Richard North, Woolworths’ chairman since last June and himself the subject of a sudden sacking by his chairman when he ran InterContinental Hotels in 2004, said that it was time for someone new to take a “fresh look” at Woolworths …Mr Bish-Jones will remain for three months while Zygos, the head-hunter, searches for a replacement, [adding] “Trevor has just completed a series of big things which in effect have come to a natural conclusion, so it is a natural time for change,”

The “big things” referred to were the reshaping the DVD and CD-making business, in the wake of Tesco dropping a lucrative contract in 2006, and a refinancing last year.

Some shareholders at the meeting supported the scapegoating view. Others were reported to be of the opinion that his departure was based on the rational considerations that it was time for a change, time to introduce fresh blood, etc.

It is certainly convenient for a business to arrange an amicable departure for its leader. One that implies no blame, rather a timely move forward. Such a rationale will always be less convincing as shares head south to record lows …

About these ads

5 Responses to Have ‘Woolies’ been Bullies? The Case of Trevor Bish-Jones

  1. [...] June, [2008] Leaders we deserve reported on the enthusiasm with which Mr Trevor Bish-Jones took his golden handshake and departed the [...]

  2. d hellon says:

    Some bullies dont like it when their bullied back.justice is a wonderful thing.(from an ex dsg branch manager)

  3. Richard Coker says:

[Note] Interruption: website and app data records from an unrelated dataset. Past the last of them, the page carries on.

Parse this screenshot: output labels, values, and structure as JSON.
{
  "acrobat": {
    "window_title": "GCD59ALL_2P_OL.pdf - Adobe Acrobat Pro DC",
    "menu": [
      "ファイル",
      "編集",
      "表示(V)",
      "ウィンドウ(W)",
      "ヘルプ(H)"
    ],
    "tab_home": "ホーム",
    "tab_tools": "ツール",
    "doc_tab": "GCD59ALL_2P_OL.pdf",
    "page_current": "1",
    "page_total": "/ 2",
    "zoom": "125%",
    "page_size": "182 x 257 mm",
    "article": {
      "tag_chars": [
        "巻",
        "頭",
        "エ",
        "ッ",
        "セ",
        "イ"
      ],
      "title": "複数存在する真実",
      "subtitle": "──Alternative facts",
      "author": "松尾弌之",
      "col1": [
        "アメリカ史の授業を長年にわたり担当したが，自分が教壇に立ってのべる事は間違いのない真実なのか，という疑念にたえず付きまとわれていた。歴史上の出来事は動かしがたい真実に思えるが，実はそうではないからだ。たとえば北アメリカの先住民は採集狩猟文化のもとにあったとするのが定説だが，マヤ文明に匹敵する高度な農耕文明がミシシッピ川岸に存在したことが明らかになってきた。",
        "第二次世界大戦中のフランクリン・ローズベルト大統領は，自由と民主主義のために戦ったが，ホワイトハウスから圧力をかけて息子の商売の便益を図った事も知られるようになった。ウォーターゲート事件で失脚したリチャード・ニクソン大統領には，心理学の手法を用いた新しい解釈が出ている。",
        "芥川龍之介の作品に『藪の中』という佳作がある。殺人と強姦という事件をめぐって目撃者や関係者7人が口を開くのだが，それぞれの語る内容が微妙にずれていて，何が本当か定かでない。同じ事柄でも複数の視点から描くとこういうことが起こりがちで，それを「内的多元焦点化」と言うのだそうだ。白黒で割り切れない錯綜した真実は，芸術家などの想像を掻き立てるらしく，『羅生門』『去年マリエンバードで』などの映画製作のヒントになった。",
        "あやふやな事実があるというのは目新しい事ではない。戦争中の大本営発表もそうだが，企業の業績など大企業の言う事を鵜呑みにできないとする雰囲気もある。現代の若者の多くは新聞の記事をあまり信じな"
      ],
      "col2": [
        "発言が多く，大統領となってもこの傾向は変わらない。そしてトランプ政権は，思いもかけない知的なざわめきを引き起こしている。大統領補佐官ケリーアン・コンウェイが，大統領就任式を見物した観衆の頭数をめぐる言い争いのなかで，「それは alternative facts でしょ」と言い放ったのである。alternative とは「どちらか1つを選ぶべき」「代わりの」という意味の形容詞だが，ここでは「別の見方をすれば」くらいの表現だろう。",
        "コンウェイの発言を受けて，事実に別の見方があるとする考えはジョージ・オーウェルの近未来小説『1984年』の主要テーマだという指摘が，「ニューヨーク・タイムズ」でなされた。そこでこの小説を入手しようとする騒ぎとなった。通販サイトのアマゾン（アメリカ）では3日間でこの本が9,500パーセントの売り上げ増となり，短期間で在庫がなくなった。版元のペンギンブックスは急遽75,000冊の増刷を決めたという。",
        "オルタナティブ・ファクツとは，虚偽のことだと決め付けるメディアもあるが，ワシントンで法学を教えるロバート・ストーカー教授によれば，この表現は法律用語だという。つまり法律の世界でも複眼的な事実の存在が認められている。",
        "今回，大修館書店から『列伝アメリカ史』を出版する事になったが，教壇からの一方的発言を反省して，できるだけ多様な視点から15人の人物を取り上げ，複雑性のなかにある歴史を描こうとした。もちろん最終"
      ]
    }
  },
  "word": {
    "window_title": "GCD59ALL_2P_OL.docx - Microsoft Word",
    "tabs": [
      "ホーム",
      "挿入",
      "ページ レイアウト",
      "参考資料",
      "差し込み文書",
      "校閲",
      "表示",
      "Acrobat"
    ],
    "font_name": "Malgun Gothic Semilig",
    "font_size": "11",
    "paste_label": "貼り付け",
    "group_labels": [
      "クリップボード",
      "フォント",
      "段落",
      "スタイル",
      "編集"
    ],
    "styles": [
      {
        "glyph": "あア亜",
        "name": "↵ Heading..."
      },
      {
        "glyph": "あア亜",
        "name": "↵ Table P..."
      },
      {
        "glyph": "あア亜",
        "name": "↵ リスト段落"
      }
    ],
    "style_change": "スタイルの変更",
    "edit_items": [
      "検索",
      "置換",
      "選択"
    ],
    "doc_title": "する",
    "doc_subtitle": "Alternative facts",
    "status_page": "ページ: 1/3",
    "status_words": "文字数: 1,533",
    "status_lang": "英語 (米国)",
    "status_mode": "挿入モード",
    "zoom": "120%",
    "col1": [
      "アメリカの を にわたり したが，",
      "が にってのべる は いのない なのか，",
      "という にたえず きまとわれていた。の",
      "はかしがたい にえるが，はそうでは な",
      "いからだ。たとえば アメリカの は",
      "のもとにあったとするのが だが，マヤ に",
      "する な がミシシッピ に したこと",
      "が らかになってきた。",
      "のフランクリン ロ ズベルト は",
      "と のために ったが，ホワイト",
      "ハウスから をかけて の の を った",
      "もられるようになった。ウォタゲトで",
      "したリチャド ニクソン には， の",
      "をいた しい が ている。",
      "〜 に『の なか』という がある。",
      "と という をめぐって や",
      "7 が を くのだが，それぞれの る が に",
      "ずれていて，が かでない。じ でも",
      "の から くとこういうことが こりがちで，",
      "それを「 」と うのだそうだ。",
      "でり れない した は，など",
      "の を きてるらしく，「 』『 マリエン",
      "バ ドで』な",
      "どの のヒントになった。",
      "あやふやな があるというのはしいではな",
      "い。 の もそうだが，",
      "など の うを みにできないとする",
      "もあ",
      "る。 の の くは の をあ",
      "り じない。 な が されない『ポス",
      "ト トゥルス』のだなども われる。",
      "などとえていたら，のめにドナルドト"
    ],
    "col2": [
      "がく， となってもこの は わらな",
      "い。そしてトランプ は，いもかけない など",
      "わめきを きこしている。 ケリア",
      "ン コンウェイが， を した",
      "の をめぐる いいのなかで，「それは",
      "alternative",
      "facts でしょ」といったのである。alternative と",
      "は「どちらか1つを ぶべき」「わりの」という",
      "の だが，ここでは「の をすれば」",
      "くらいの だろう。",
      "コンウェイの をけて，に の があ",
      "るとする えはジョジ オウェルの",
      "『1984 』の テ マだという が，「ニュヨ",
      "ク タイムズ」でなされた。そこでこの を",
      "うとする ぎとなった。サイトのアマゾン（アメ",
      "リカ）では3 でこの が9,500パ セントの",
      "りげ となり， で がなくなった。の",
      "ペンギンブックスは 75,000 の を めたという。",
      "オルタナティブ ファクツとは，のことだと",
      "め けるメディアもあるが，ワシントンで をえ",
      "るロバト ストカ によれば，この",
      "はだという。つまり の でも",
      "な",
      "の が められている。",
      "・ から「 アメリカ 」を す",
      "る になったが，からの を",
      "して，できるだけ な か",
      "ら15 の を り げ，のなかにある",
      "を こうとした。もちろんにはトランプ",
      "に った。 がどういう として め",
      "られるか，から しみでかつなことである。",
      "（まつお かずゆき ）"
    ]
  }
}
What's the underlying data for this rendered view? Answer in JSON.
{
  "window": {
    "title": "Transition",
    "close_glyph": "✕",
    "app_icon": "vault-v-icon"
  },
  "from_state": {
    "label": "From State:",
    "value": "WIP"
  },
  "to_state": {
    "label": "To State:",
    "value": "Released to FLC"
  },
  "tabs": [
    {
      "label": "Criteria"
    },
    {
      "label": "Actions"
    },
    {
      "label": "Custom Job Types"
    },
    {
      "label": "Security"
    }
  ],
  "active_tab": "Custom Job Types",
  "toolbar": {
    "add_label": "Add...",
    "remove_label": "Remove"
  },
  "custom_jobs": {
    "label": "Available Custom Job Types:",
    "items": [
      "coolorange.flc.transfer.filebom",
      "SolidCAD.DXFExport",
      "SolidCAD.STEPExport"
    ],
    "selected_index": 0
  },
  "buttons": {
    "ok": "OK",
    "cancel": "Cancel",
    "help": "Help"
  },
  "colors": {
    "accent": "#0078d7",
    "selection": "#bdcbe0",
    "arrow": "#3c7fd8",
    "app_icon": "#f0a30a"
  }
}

    I met Trevor whilst working for DSG at a conference in Brighton. Although I new of him, I had never knew what he looked like and I was having a great conversation at the bar of the hotel. It was only after about an hour or so that I realised who I was talking to and I must say he was very inspirational and he made me and my colleagues very welcomed. I can honestly say he was and still is a great leader and has many ideas that I’m sure he is still working on.
    Whilst he was one of the Directors of Dixons the company profits were record high, until we had someone replace him and a year later everything went pear shape.

    Do I think that Woolworths used him as an escape goat….. 100% YES. He probably new well in advance what was going to happen and I’m sure there may have been some who were non believers and held him back.
    I wish Trevor a fantastic new year and a happy one

  4. Tudor says:

    Dear Richard

    Thank you for this. Trevor Bish-Jones seems have been an inspiring leader, and I hope to track his next moves through posts here at Leaders we deserve. Please send any information you may have.

    There will be more shakeouts and if he remains motivated he will have a new leadership role to play somewhere.

    Warmest regards,

  5. Tudor says:

    …but sadly, the fate of Woolworths was already nearly up. In a few months, the long predicted demise took place, over Christman 2008. Devoted employees stayed to witness the last rites, as every scrap of saleable materiel was cleared out in firesale fashion. Even the shelving went.

    Sad.

    very sad.

Leave a Reply

Fill in your details below or click an icon to log in:

WordPress.com Logo

You are commenting using your WordPress.com account. Log Out / Change )

Twitter picture

You are commenting using your Twitter account. Log Out / Change )

Facebook photo

You are commenting using your Facebook account. Log Out / Change )

Google+ photo

You are commenting using your Google+ account. Log Out / Change )

Connecting to %s

Follow

Get every new post delivered to your Inbox.

Join 1,604 other followers

%d bloggers like this: